The self arises when the individual takes the attitude of the generalized other toward herself. This internalization of the generalized other occurs through the individual's participation in the conservation of significant symbols and in other socialization processes.The self then is of great value to organized society: the internalization of the conservation of significant symbols and of other interactional symbolic structures allow for the super coordination of society as whole and for the increased efficiency of the individual as a member of the group. The generalized other is a major instrument of social control; it is the mechanism by which the community gains control over the conduct of its individual members. Social control is the expression of the 'me' over against the expression of the 'I'.

The genesis of the self in social process is thus a condition of social control. The self is a social emergent that supports the cohesion of the group individual will is harmonized by means of a socially defined and symbolized reality with social goals and values. Thus there are two dimensions of Mead's theory of internalization: The internalization of the attitudes of others toward oneself and toward one another.
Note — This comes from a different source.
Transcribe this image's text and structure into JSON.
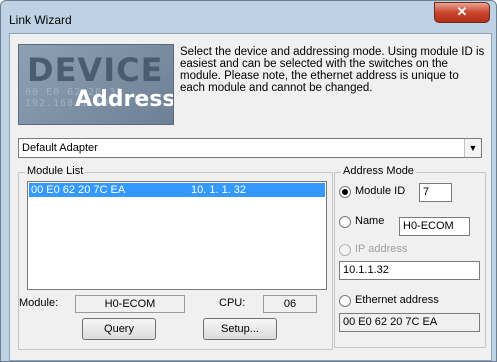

The internalization of the attitudes of others toward the various phases or aspects of the common social activity or set of social undertakings in which as members of an organized society or social group they are all engaged. The self then has reference not only to others but to social projects and goals and it is by means of the socialization process (the internalization of the generalized other through language, play and the game that the individual is brought to assume the attitudes of those in the group who are involved with him in his social activities.